Try it:
The required result is a copy of each line below in which "plugins" appears.

Material provided:
*** Block opens ***
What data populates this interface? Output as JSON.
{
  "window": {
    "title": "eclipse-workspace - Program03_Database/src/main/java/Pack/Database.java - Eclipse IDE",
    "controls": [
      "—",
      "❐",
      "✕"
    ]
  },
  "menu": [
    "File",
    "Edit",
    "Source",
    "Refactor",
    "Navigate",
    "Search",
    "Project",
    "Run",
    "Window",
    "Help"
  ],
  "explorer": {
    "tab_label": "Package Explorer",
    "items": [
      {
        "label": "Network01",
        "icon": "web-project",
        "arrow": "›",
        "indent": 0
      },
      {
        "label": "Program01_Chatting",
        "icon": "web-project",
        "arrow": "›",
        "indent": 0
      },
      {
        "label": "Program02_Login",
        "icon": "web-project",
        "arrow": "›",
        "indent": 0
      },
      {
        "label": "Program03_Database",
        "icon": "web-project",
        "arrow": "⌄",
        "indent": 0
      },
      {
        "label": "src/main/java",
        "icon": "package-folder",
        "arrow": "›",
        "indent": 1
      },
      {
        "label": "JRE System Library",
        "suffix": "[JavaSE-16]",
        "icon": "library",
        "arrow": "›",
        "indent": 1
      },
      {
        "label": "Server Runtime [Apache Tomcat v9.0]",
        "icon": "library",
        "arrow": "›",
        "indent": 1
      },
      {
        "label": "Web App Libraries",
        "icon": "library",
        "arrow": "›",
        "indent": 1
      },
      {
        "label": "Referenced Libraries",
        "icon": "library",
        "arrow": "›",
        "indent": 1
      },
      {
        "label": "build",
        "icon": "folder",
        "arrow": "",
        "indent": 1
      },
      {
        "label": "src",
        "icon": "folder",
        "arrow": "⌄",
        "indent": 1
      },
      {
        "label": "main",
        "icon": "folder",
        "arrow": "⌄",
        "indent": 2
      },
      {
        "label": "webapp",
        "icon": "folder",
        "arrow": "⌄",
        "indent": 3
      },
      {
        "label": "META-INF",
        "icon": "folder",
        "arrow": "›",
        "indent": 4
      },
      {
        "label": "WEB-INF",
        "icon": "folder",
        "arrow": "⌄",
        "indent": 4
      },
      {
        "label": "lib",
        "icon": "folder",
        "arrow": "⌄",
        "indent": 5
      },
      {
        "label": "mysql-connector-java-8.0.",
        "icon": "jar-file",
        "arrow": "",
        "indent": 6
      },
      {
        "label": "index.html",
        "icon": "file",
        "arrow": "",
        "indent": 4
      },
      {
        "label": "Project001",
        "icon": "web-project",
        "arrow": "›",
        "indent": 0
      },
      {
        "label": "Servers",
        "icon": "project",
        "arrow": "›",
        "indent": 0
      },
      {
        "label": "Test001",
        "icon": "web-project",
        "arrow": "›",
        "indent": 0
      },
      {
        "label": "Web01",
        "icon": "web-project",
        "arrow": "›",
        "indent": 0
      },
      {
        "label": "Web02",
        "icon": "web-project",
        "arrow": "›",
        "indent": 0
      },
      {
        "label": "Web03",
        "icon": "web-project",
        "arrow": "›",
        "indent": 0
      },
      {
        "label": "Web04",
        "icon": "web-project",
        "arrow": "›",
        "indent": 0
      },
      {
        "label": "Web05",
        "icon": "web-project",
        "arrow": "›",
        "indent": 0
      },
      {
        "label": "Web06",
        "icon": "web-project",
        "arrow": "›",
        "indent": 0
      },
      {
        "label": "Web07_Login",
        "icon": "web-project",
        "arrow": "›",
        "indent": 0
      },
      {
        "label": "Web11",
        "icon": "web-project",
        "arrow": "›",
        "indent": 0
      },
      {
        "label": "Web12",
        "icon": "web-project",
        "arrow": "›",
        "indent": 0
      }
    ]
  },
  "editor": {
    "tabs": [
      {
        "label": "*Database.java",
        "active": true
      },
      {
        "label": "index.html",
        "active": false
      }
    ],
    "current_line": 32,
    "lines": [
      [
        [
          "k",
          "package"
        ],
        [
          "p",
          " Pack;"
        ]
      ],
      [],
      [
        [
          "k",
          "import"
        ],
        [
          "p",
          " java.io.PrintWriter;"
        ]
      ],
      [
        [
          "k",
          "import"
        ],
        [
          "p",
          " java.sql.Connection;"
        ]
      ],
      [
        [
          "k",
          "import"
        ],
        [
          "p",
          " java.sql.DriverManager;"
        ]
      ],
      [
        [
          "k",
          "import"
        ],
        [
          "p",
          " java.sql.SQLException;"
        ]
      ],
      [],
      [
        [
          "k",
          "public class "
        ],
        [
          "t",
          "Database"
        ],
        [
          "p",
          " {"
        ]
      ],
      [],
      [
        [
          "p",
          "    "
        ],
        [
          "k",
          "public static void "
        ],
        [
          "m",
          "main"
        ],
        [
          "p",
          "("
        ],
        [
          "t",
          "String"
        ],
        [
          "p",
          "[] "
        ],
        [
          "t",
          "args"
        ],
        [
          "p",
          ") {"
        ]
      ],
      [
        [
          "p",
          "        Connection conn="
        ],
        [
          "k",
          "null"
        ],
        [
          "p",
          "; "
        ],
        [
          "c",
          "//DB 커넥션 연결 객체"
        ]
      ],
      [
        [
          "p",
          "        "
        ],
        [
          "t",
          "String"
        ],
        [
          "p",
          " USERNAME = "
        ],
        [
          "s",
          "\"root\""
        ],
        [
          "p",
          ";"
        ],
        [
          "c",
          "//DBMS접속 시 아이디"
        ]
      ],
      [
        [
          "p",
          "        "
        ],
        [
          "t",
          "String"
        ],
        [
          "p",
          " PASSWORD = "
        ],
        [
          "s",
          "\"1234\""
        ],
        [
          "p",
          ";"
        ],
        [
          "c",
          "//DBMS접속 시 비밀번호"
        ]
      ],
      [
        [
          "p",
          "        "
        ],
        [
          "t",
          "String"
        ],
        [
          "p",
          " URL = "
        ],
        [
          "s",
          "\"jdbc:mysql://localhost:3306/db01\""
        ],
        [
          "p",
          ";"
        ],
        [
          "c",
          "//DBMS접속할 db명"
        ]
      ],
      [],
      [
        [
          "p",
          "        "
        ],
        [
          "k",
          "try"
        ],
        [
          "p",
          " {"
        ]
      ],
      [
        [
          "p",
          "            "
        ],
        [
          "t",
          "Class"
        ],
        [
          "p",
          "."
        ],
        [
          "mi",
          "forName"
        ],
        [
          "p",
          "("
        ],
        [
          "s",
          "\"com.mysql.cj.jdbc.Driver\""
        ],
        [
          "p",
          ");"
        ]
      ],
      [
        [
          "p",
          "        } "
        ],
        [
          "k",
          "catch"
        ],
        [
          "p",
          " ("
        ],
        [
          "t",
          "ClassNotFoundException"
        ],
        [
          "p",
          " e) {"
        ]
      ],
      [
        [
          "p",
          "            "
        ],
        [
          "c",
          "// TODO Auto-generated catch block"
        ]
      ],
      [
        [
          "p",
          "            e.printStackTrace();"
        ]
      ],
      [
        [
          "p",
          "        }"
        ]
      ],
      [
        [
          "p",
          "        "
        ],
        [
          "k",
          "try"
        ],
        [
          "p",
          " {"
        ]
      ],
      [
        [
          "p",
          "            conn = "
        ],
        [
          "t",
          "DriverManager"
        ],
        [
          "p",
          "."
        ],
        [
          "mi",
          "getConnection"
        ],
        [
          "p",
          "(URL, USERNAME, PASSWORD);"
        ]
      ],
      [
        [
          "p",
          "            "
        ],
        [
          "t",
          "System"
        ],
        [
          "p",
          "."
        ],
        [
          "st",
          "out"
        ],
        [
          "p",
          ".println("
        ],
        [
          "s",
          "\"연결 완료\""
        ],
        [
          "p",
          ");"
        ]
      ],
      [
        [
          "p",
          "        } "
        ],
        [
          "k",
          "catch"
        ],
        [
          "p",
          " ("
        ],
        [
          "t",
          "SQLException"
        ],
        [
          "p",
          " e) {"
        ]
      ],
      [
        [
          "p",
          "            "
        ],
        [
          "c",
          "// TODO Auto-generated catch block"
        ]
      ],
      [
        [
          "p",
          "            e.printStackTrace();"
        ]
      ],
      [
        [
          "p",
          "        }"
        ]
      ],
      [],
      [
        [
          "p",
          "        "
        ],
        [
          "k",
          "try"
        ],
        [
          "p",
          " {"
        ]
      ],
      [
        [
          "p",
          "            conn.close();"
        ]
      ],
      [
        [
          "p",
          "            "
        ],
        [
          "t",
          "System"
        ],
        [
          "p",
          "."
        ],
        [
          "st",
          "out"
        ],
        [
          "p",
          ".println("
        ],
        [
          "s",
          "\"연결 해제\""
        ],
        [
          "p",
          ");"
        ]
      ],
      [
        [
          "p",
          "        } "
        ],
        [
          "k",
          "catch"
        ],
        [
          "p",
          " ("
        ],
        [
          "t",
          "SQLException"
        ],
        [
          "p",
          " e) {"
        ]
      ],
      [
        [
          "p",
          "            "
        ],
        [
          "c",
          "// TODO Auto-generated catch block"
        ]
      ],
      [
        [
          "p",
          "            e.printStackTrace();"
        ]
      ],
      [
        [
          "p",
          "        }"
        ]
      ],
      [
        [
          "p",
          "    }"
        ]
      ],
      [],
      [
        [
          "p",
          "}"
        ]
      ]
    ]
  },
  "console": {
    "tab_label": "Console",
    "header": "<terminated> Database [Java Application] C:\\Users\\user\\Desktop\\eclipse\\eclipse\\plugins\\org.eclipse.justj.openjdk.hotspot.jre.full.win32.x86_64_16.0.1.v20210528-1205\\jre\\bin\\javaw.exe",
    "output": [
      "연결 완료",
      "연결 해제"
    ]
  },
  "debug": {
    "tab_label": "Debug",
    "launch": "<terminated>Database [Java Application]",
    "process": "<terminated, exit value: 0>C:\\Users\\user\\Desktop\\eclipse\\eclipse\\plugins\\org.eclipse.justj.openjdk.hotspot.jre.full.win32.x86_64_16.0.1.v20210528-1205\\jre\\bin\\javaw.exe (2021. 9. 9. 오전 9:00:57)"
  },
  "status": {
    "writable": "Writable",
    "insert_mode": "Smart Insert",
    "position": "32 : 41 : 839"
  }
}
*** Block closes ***
Answer to this exercise:
    "header": "<terminated> Database [Java Application] C:\\Users\\user\\Desktop\\eclipse\\eclipse\\plugins\\org.eclipse.justj.openjdk.hotspot.jre.full.win32.x86_64_16.0.1.v20210528-1205\\jre\\bin\\javaw.exe",
    "process": "<terminated, exit value: 0>C:\\Users\\user\\Desktop\\eclipse\\eclipse\\plugins\\org.eclipse.justj.openjdk.hotspot.jre.full.win32.x86_64_16.0.1.v20210528-1205\\jre\\bin\\javaw.exe (2021. 9. 9. 오전 9:00:57)"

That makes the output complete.